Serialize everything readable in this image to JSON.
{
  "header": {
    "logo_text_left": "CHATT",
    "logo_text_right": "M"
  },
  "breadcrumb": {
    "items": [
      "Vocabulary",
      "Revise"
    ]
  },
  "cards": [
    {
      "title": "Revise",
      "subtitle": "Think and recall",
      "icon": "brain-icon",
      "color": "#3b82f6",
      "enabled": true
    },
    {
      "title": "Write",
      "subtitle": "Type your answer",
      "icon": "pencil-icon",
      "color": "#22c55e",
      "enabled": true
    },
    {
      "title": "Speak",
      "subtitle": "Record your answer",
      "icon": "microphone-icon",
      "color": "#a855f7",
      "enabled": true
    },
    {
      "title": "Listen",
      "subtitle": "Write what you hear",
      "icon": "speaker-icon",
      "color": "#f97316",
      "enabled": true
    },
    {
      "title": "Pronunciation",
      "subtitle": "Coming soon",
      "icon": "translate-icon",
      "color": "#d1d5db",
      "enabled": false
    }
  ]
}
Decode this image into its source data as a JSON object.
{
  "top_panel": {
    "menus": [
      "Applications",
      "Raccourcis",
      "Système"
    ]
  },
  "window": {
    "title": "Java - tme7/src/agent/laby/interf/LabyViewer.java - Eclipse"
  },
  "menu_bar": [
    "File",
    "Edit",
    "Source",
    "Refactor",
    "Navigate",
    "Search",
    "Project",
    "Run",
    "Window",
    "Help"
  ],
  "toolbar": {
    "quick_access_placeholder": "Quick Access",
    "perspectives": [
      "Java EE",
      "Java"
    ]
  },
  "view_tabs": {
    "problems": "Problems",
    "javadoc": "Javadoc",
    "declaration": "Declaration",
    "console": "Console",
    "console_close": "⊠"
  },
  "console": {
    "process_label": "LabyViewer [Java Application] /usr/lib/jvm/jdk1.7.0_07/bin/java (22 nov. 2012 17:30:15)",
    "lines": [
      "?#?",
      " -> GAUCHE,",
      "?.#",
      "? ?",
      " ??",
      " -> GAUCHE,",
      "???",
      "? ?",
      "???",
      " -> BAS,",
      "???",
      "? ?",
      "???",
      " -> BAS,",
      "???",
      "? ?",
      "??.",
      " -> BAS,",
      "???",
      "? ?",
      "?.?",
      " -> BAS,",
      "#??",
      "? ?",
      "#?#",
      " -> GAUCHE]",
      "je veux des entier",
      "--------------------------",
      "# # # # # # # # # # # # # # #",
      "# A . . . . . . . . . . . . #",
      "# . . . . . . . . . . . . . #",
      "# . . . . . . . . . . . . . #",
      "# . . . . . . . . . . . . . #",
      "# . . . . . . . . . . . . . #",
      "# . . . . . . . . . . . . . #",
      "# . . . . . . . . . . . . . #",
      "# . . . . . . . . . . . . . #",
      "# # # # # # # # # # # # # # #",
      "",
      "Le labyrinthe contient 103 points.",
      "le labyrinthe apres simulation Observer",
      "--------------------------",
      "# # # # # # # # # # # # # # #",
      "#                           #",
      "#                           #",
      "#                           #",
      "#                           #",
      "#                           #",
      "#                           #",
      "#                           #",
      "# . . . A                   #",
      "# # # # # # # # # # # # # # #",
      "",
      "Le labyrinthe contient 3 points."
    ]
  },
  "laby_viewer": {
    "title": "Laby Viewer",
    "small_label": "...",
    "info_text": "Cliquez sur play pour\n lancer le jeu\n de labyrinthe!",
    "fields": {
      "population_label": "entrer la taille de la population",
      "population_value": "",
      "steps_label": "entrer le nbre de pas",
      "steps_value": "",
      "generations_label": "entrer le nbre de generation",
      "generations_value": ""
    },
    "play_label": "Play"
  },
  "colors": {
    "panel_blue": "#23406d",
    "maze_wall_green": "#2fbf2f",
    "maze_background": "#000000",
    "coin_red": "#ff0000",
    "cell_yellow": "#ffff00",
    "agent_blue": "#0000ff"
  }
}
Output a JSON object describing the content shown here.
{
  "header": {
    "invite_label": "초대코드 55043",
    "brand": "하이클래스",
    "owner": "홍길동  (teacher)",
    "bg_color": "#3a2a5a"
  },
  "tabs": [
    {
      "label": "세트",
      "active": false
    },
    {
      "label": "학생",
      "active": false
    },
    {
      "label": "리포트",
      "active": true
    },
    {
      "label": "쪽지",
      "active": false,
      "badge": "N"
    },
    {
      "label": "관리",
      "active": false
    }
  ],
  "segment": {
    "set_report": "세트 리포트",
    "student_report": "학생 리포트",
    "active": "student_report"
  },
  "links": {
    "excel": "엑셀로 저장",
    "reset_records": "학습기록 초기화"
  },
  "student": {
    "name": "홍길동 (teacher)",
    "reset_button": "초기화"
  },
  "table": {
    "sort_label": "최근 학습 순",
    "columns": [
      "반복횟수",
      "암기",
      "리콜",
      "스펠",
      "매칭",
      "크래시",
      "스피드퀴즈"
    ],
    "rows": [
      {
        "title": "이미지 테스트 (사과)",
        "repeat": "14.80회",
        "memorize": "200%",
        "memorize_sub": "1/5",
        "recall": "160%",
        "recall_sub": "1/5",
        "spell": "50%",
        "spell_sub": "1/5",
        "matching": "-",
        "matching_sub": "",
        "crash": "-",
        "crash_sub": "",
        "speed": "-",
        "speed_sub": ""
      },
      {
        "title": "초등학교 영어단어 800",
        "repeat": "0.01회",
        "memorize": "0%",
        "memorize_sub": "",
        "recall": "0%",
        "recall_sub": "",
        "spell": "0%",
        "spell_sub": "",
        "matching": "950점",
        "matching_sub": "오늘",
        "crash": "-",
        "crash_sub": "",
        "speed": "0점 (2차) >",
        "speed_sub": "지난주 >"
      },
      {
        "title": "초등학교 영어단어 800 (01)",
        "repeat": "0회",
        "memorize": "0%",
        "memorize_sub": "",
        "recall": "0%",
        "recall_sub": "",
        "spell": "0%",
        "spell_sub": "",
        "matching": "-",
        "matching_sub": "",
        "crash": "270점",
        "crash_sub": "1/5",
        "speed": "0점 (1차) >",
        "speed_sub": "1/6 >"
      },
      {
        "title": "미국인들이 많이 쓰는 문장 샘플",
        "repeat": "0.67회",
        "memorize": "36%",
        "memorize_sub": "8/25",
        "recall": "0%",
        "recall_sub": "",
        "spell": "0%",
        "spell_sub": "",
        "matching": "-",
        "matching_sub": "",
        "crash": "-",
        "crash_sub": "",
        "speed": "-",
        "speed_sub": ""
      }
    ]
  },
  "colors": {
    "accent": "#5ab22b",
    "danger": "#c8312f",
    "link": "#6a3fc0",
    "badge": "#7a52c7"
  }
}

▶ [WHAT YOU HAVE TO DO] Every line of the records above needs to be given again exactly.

▶ [RESPONSE TO THE TASK]
Serialize everything readable in this image to JSON.
{
  "header": {
    "logo_text_left": "CHATT",
    "logo_text_right": "M"
  },
  "breadcrumb": {
    "items": [
      "Vocabulary",
      "Revise"
    ]
  },
  "cards": [
    {
      "title": "Revise",
      "subtitle": "Think and recall",
      "icon": "brain-icon",
      "color": "#3b82f6",
      "enabled": true
    },
    {
      "title": "Write",
      "subtitle": "Type your answer",
      "icon": "pencil-icon",
      "color": "#22c55e",
      "enabled": true
    },
    {
      "title": "Speak",
      "subtitle": "Record your answer",
      "icon": "microphone-icon",
      "color": "#a855f7",
      "enabled": true
    },
    {
      "title": "Listen",
      "subtitle": "Write what you hear",
      "icon": "speaker-icon",
      "color": "#f97316",
      "enabled": true
    },
    {
      "title": "Pronunciation",
      "subtitle": "Coming soon",
      "icon": "translate-icon",
      "color": "#d1d5db",
      "enabled": false
    }
  ]
}
Decode this image into its source data as a JSON object.
{
  "top_panel": {
    "menus": [
      "Applications",
      "Raccourcis",
      "Système"
    ]
  },
  "window": {
    "title": "Java - tme7/src/agent/laby/interf/LabyViewer.java - Eclipse"
  },
  "menu_bar": [
    "File",
    "Edit",
    "Source",
    "Refactor",
    "Navigate",
    "Search",
    "Project",
    "Run",
    "Window",
    "Help"
  ],
  "toolbar": {
    "quick_access_placeholder": "Quick Access",
    "perspectives": [
      "Java EE",
      "Java"
    ]
  },
  "view_tabs": {
    "problems": "Problems",
    "javadoc": "Javadoc",
    "declaration": "Declaration",
    "console": "Console",
    "console_close": "⊠"
  },
  "console": {
    "process_label": "LabyViewer [Java Application] /usr/lib/jvm/jdk1.7.0_07/bin/java (22 nov. 2012 17:30:15)",
    "lines": [
      "?#?",
      " -> GAUCHE,",
      "?.#",
      "? ?",
      " ??",
      " -> GAUCHE,",
      "???",
      "? ?",
      "???",
      " -> BAS,",
      "???",
      "? ?",
      "???",
      " -> BAS,",
      "???",
      "? ?",
      "??.",
      " -> BAS,",
      "???",
      "? ?",
      "?.?",
      " -> BAS,",
      "#??",
      "? ?",
      "#?#",
      " -> GAUCHE]",
      "je veux des entier",
      "--------------------------",
      "# # # # # # # # # # # # # # #",
      "# A . . . . . . . . . . . . #",
      "# . . . . . . . . . . . . . #",
      "# . . . . . . . . . . . . . #",
      "# . . . . . . . . . . . . . #",
      "# . . . . . . . . . . . . . #",
      "# . . . . . . . . . . . . . #",
      "# . . . . . . . . . . . . . #",
      "# . . . . . . . . . . . . . #",
      "# # # # # # # # # # # # # # #",
      "",
      "Le labyrinthe contient 103 points.",
      "le labyrinthe apres simulation Observer",
      "--------------------------",
      "# # # # # # # # # # # # # # #",
      "#                           #",
      "#                           #",
      "#                           #",
      "#                           #",
      "#                           #",
      "#                           #",
      "#                           #",
      "# . . . A                   #",
      "# # # # # # # # # # # # # # #",
      "",
      "Le labyrinthe contient 3 points."
    ]
  },
  "laby_viewer": {
    "title": "Laby Viewer",
    "small_label": "...",
    "info_text": "Cliquez sur play pour\n lancer le jeu\n de labyrinthe!",
    "fields": {
      "population_label": "entrer la taille de la population",
      "population_value": "",
      "steps_label": "entrer le nbre de pas",
      "steps_value": "",
      "generations_label": "entrer le nbre de generation",
      "generations_value": ""
    },
    "play_label": "Play"
  },
  "colors": {
    "panel_blue": "#23406d",
    "maze_wall_green": "#2fbf2f",
    "maze_background": "#000000",
    "coin_red": "#ff0000",
    "cell_yellow": "#ffff00",
    "agent_blue": "#0000ff"
  }
}
Output a JSON object describing the content shown here.
{
  "header": {
    "invite_label": "초대코드 55043",
    "brand": "하이클래스",
    "owner": "홍길동  (teacher)",
    "bg_color": "#3a2a5a"
  },
  "tabs": [
    {
      "label": "세트",
      "active": false
    },
    {
      "label": "학생",
      "active": false
    },
    {
      "label": "리포트",
      "active": true
    },
    {
      "label": "쪽지",
      "active": false,
      "badge": "N"
    },
    {
      "label": "관리",
      "active": false
    }
  ],
  "segment": {
    "set_report": "세트 리포트",
    "student_report": "학생 리포트",
    "active": "student_report"
  },
  "links": {
    "excel": "엑셀로 저장",
    "reset_records": "학습기록 초기화"
  },
  "student": {
    "name": "홍길동 (teacher)",
    "reset_button": "초기화"
  },
  "table": {
    "sort_label": "최근 학습 순",
    "columns": [
      "반복횟수",
      "암기",
      "리콜",
      "스펠",
      "매칭",
      "크래시",
      "스피드퀴즈"
    ],
    "rows": [
      {
        "title": "이미지 테스트 (사과)",
        "repeat": "14.80회",
        "memorize": "200%",
        "memorize_sub": "1/5",
        "recall": "160%",
        "recall_sub": "1/5",
        "spell": "50%",
        "spell_sub": "1/5",
        "matching": "-",
        "matching_sub": "",
        "crash": "-",
        "crash_sub": "",
        "speed": "-",
        "speed_sub": ""
      },
      {
        "title": "초등학교 영어단어 800",
        "repeat": "0.01회",
        "memorize": "0%",
        "memorize_sub": "",
        "recall": "0%",
        "recall_sub": "",
        "spell": "0%",
        "spell_sub": "",
        "matching": "950점",
        "matching_sub": "오늘",
        "crash": "-",
        "crash_sub": "",
        "speed": "0점 (2차) >",
        "speed_sub": "지난주 >"
      },
      {
        "title": "초등학교 영어단어 800 (01)",
        "repeat": "0회",
        "memorize": "0%",
        "memorize_sub": "",
        "recall": "0%",
        "recall_sub": "",
        "spell": "0%",
        "spell_sub": "",
        "matching": "-",
        "matching_sub": "",
        "crash": "270점",
        "crash_sub": "1/5",
        "speed": "0점 (1차) >",
        "speed_sub": "1/6 >"
      },
      {
        "title": "미국인들이 많이 쓰는 문장 샘플",
        "repeat": "0.67회",
        "memorize": "36%",
        "memorize_sub": "8/25",
        "recall": "0%",
        "recall_sub": "",
        "spell": "0%",
        "spell_sub": "",
        "matching": "-",
        "matching_sub": "",
        "crash": "-",
        "crash_sub": "",
        "speed": "-",
        "speed_sub": ""
      }
    ]
  },
  "colors": {
    "accent": "#5ab22b",
    "danger": "#c8312f",
    "link": "#6a3fc0",
    "badge": "#7a52c7"
  }
}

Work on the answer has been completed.